Turning the page on partisan gridlock
— Even as President Obama prepares to speak on her behalf at the convention here and to campaign for her this fall, a big element of Hillary Clinton’s electoral case hinges on the implicit argument that she can somehow succeed where Obama failed: overcoming partisanship and dislodging Washington gridlock.
This tricky path is made all the more complicated because some of the very folks making that pitch on Clinton’s behalf are Obama administration veterans who
witnessed the president fail — he has admitted as much — at his proclaimed task of bringing together red and blue America.
Campaigning for the presidency in 2008, Obama vowed to “turn the page on the ugly partisanship in Washington, so we can bring Democrats and Republicans together to pass an agenda that works for the American people.”
That proved easier pledged than done. In his final State of the Union address, Obama acknowledged “one of the few regrets of my presidency — that the rancor and suspicion between the parties has gotten worse instead of better.”

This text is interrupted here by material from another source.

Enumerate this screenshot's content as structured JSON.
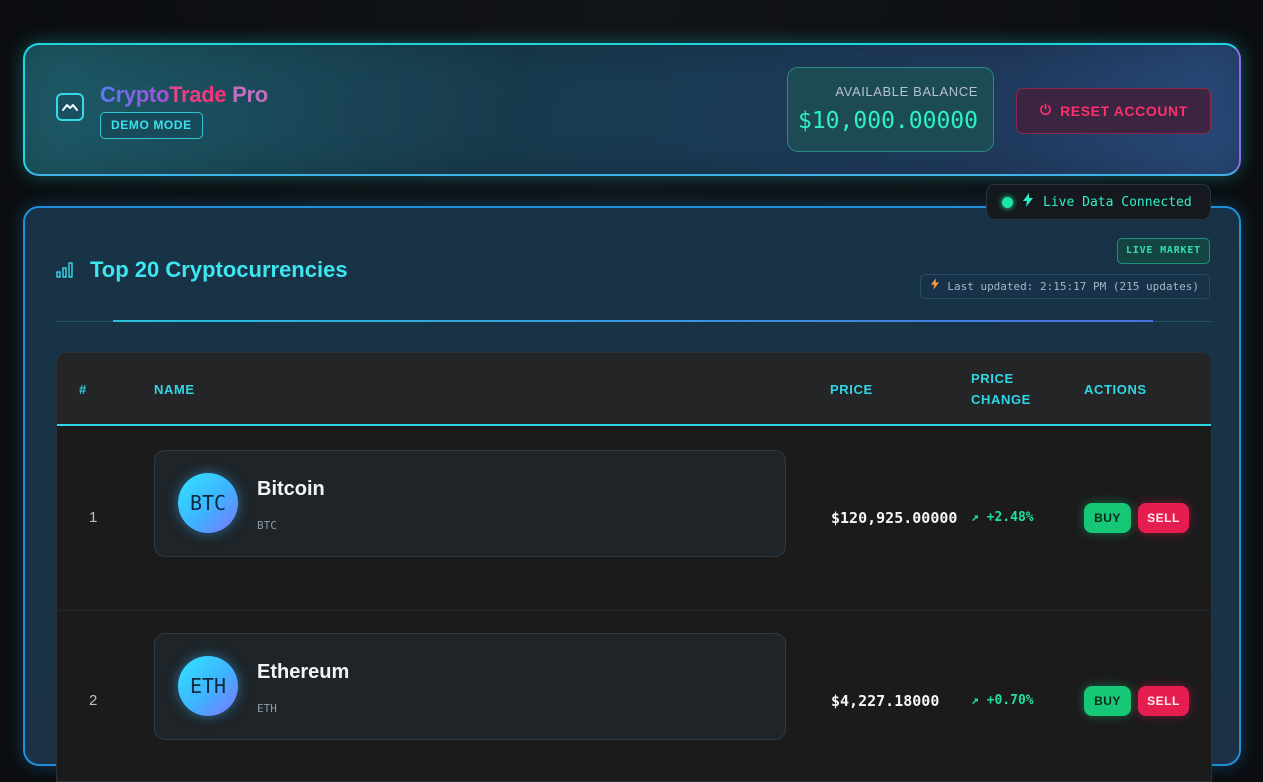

Now comes the Clinton campaign with the argument — unstated but unmistakable — that she can do better.
Thus, campaign manager Robby Mook said at a Bloomberg Politics breakfast Monday: “The country is divided right now. Partisan gridlock is preventing anything from getting done in Washington. So the next president needs to be capable of bringing people together.”
When it comes to Donald Trump, “on the issue of gridlock and getting something done, no one in modern political history has been more divisive, has been more alienating, than Donald Trump,” Mook said. “The idea that he can go to Washington and bring people together to get things done is just impossible to imagine,” whereas Clinton “is someone who’s actually worked across the aisle.”
The next morning, there was the same message, this time from Clinton campaign chairman John Podesta, a veteran of the Obama White House. “She’s demonstrated that she’s the kind of leader that can bring people together,” Podesta said.
The difficulty with this argument is that it rests on the notion that Republican lawmakers will somehow be more receptive to a President Hillary Clinton than they were to Obama — this after a GOP convention that featured chants of “Lock her up” and a primary election in which her sky-high unfavorable ratings were eclipsed only by Trump’s.
How will things be different now? “Maybe the Republican Party will find a way to come back to the center,” Podesta said, suggesting that immigration reform could have another chance. “Maybe one more shellacking, they won’t be as constrained.”
We’ve heard this one before. “I believe that if we’re successful in this election ... that the fever may break, because there’s a tradition in the Republican Party of more common sense than that,” Obama said before the 2012 election. “My hope, my expectation, is that after the election, now that it turns out that the goal of beating Obama doesn’t make much sense because I’m not running again, that we can start getting some cooperation again.”
Not exactly. That fever turned out to be rather persistent.
One piece of the Clintoncould-do-it-better argument involves her greater willingness to socialize with lawmakers, to have them over for drinks or movie nights or whatever it takes. But Obama and aides have been dismissive of the notion that, in this poisonous political climate, a little more assiduous schmoozing would have somehow done the trick.
Forgive the cynicism, but it does not take too much imagination to envision President Clinton, running for reelection in 2020, and expressing the hope that this time, really, the fever might break.
Ruth Marcus is a syndicated columnist. Contact her at email@example.com.